Down to the last line, the material below should be reproduced exactly.

● MATERIAL PROVIDED
________________

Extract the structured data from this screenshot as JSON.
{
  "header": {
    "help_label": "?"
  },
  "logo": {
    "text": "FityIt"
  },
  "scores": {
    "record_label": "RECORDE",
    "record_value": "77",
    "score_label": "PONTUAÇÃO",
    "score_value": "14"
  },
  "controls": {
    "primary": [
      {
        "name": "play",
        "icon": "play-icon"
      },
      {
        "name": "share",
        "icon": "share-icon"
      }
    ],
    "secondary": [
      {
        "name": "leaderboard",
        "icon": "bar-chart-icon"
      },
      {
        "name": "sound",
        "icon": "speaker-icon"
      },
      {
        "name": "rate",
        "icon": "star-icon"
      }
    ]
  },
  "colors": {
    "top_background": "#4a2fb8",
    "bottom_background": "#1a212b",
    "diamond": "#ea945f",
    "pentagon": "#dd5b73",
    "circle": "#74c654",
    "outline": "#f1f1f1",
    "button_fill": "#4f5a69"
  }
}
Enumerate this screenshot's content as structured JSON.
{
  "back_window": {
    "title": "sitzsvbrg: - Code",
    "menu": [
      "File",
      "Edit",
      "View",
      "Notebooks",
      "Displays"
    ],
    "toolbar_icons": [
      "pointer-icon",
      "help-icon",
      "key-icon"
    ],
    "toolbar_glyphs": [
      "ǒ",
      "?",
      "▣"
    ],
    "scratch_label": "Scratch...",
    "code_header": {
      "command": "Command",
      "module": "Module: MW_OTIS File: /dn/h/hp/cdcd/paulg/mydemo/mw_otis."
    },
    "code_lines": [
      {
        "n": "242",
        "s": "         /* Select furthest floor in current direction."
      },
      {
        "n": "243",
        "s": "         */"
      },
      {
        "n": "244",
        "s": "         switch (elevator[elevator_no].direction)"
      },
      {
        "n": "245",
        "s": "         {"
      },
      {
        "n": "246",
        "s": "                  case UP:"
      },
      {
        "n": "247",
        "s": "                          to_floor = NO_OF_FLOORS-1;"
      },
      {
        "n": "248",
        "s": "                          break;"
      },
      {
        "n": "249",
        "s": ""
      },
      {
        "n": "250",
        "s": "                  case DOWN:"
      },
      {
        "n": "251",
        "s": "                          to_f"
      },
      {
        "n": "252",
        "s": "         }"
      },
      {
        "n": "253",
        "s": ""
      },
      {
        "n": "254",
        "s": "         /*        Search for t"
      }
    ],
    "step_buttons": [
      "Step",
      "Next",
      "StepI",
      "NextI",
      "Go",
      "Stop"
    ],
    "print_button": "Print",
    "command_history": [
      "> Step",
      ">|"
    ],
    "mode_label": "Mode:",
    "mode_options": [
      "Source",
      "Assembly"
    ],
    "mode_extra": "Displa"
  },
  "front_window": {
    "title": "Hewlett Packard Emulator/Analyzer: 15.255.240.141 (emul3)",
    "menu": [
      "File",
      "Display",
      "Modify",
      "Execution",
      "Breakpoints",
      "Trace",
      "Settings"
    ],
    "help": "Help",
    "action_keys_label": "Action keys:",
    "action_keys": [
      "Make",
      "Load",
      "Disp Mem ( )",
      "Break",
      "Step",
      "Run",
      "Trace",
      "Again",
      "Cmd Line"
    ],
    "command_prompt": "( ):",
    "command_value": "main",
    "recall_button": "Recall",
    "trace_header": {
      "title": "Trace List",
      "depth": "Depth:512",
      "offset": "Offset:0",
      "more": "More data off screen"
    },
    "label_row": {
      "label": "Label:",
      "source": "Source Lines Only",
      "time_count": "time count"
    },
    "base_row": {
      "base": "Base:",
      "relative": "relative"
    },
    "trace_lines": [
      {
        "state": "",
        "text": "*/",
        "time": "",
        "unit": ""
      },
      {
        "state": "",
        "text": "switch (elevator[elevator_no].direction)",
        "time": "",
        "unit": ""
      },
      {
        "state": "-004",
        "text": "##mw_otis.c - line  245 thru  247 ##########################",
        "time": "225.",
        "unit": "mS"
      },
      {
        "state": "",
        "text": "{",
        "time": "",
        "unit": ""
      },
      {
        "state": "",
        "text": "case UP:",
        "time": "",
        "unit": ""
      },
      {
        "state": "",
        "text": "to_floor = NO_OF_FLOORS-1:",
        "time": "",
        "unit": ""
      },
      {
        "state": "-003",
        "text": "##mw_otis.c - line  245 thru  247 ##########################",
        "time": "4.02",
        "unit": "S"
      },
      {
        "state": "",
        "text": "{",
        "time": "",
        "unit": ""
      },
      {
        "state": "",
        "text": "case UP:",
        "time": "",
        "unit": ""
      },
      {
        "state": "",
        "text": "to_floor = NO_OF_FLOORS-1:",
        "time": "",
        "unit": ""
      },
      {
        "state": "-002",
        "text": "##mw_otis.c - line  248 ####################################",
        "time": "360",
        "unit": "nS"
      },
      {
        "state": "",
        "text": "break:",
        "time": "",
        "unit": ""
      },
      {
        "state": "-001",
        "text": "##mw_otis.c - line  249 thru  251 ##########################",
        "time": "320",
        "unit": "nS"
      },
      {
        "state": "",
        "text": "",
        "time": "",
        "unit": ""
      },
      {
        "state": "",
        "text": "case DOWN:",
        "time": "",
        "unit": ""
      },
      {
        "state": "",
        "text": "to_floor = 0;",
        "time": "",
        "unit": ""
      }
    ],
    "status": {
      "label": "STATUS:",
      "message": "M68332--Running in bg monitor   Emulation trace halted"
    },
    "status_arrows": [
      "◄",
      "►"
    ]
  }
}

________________

● PROBLEM SOLUTION
Extract the structured data from this screenshot as JSON.
{
  "header": {
    "help_label": "?"
  },
  "logo": {
    "text": "FityIt"
  },
  "scores": {
    "record_label": "RECORDE",
    "record_value": "77",
    "score_label": "PONTUAÇÃO",
    "score_value": "14"
  },
  "controls": {
    "primary": [
      {
        "name": "play",
        "icon": "play-icon"
      },
      {
        "name": "share",
        "icon": "share-icon"
      }
    ],
    "secondary": [
      {
        "name": "leaderboard",
        "icon": "bar-chart-icon"
      },
      {
        "name": "sound",
        "icon": "speaker-icon"
      },
      {
        "name": "rate",
        "icon": "star-icon"
      }
    ]
  },
  "colors": {
    "top_background": "#4a2fb8",
    "bottom_background": "#1a212b",
    "diamond": "#ea945f",
    "pentagon": "#dd5b73",
    "circle": "#74c654",
    "outline": "#f1f1f1",
    "button_fill": "#4f5a69"
  }
}
Enumerate this screenshot's content as structured JSON.
{
  "back_window": {
    "title": "sitzsvbrg: - Code",
    "menu": [
      "File",
      "Edit",
      "View",
      "Notebooks",
      "Displays"
    ],
    "toolbar_icons": [
      "pointer-icon",
      "help-icon",
      "key-icon"
    ],
    "toolbar_glyphs": [
      "ǒ",
      "?",
      "▣"
    ],
    "scratch_label": "Scratch...",
    "code_header": {
      "command": "Command",
      "module": "Module: MW_OTIS File: /dn/h/hp/cdcd/paulg/mydemo/mw_otis."
    },
    "code_lines": [
      {
        "n": "242",
        "s": "         /* Select furthest floor in current direction."
      },
      {
        "n": "243",
        "s": "         */"
      },
      {
        "n": "244",
        "s": "         switch (elevator[elevator_no].direction)"
      },
      {
        "n": "245",
        "s": "         {"
      },
      {
        "n": "246",
        "s": "                  case UP:"
      },
      {
        "n": "247",
        "s": "                          to_floor = NO_OF_FLOORS-1;"
      },
      {
        "n": "248",
        "s": "                          break;"
      },
      {
        "n": "249",
        "s": ""
      },
      {
        "n": "250",
        "s": "                  case DOWN:"
      },
      {
        "n": "251",
        "s": "                          to_f"
      },
      {
        "n": "252",
        "s": "         }"
      },
      {
        "n": "253",
        "s": ""
      },
      {
        "n": "254",
        "s": "         /*        Search for t"
      }
    ],
    "step_buttons": [
      "Step",
      "Next",
      "StepI",
      "NextI",
      "Go",
      "Stop"
    ],
    "print_button": "Print",
    "command_history": [
      "> Step",
      ">|"
    ],
    "mode_label": "Mode:",
    "mode_options": [
      "Source",
      "Assembly"
    ],
    "mode_extra": "Displa"
  },
  "front_window": {
    "title": "Hewlett Packard Emulator/Analyzer: 15.255.240.141 (emul3)",
    "menu": [
      "File",
      "Display",
      "Modify",
      "Execution",
      "Breakpoints",
      "Trace",
      "Settings"
    ],
    "help": "Help",
    "action_keys_label": "Action keys:",
    "action_keys": [
      "Make",
      "Load",
      "Disp Mem ( )",
      "Break",
      "Step",
      "Run",
      "Trace",
      "Again",
      "Cmd Line"
    ],
    "command_prompt": "( ):",
    "command_value": "main",
    "recall_button": "Recall",
    "trace_header": {
      "title": "Trace List",
      "depth": "Depth:512",
      "offset": "Offset:0",
      "more": "More data off screen"
    },
    "label_row": {
      "label": "Label:",
      "source": "Source Lines Only",
      "time_count": "time count"
    },
    "base_row": {
      "base": "Base:",
      "relative": "relative"
    },
    "trace_lines": [
      {
        "state": "",
        "text": "*/",
        "time": "",
        "unit": ""
      },
      {
        "state": "",
        "text": "switch (elevator[elevator_no].direction)",
        "time": "",
        "unit": ""
      },
      {
        "state": "-004",
        "text": "##mw_otis.c - line  245 thru  247 ##########################",
        "time": "225.",
        "unit": "mS"
      },
      {
        "state": "",
        "text": "{",
        "time": "",
        "unit": ""
      },
      {
        "state": "",
        "text": "case UP:",
        "time": "",
        "unit": ""
      },
      {
        "state": "",
        "text": "to_floor = NO_OF_FLOORS-1:",
        "time": "",
        "unit": ""
      },
      {
        "state": "-003",
        "text": "##mw_otis.c - line  245 thru  247 ##########################",
        "time": "4.02",
        "unit": "S"
      },
      {
        "state": "",
        "text": "{",
        "time": "",
        "unit": ""
      },
      {
        "state": "",
        "text": "case UP:",
        "time": "",
        "unit": ""
      },
      {
        "state": "",
        "text": "to_floor = NO_OF_FLOORS-1:",
        "time": "",
        "unit": ""
      },
      {
        "state": "-002",
        "text": "##mw_otis.c - line  248 ####################################",
        "time": "360",
        "unit": "nS"
      },
      {
        "state": "",
        "text": "break:",
        "time": "",
        "unit": ""
      },
      {
        "state": "-001",
        "text": "##mw_otis.c - line  249 thru  251 ##########################",
        "time": "320",
        "unit": "nS"
      },
      {
        "state": "",
        "text": "",
        "time": "",
        "unit": ""
      },
      {
        "state": "",
        "text": "case DOWN:",
        "time": "",
        "unit": ""
      },
      {
        "state": "",
        "text": "to_floor = 0;",
        "time": "",
        "unit": ""
      }
    ],
    "status": {
      "label": "STATUS:",
      "message": "M68332--Running in bg monitor   Emulation trace halted"
    },
    "status_arrows": [
      "◄",
      "►"
    ]
  }
}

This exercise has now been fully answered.